How much do you really know about teen attitudes toward their devices and the role social media plays in their lives? Pop culture often simplifies our perceptions of younger generations and the complex relationship they have with our networked world, but seldom do we see a deeper dive into the full range of issues. Fortunately, there are ongoing research projects designed to tackle questions of device attachment, distraction, habits, and mental health. In August 2018, the Pew Research Center published an extensive report in which parents and teens alike reveal their struggles, questions, and self-perceptions.
“How Teens and Parents Navigate Screen Time and Device Distractions” (PDF: full report; topline findings) is illuminating in that it undermines some of the pervasive myths about teen screen time, especially the stereotypical idea that teens are utterly comfortable with their relationship to technology.
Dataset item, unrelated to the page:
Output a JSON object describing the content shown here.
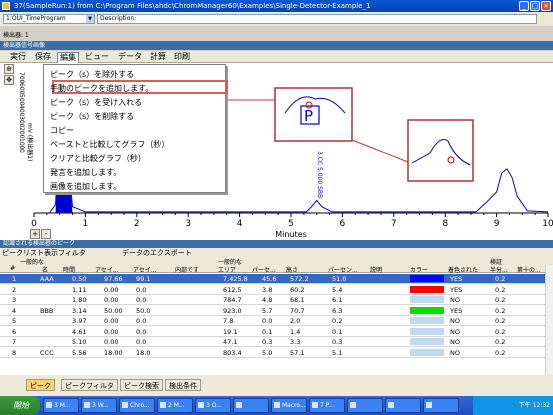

In fact, the report finds that “52% of U.S. teens report taking steps to cut back on their mobile phone use, and similar shares have tried to limit their use of social media (57%) or video games (58%).” While only 36% of parents say they spend too much time on their cellphone, that figure rises to 54% of teens.
Given the ubiquity of cell phone access (the report finds that 45% are online “on a near constant basis”), there’s good reason to take a closer look at how this access may be influencing the mental health and well-being of minors. Negative emotions dominate when it comes to time away from their device. From the report:
“The survey asked about five different emotions teens might feel when they do not have their cellphones, and “anxious” (mentioned by 42% of teens) is the one cited by the largest share. Around one-quarter say they feel lonely (25%) or upset (24%) in these instances. In total, 56% associate the absence of their cellphone with at least one of these negative emotions.”
This new report undoubtedly underscores the Pew Research Center’s previous look at the pros and cons of our online world, and how we need to be mindful of the impacts of a digital life.
New Tech to Balance Teen Screen Time
Growing public awareness of teen screen time has pushed companies like Google and Apple to roll-out tools designed to help parents manage how much time teens spend with their phones. Apple has announced new screen time controls, as has Google for the Android OS.
Walking the line between responsible parenting and “big brother helicopter parenting” is a fine line, however. Teens in particular need a greater degree of privacy and autonomy as they learn to make mature choices. In response to this need, Google recently announced an interesting update to their Family Link app. While the app allows parents to monitor their child’s Google Account, the teen upgrade allows teens to turn off supervision—but notifies parents when they do. Hopefully this will prompt conversations between parents and teens about boundaries, privacy, and what’s acceptable when it comes to online behavior.
Getting a Feel for the Real Teen Experience Online
For those who want to go beyond the research reports, there are relatively few places to experience what it’s really like to be a teen facing “always on” social tech and the privacy implications of modern media. Parents are hardly going to get a hands-on tutorial from their teens on the various nuances of communicating via the myriad of platforms available, so where can you turn?
VICE recently reported on a show which delivers an authentic view into the teen experience of social media. The show is called American Vandal, and from VICE’s perspective, it’s the “only show that knows how teens use social media” and “doesn’t poke fun at teens for being addicted to their phones.”
While research can reveal the broad strokes, there’s nothing quite like artistic expression to help us grasp the implications of our technology.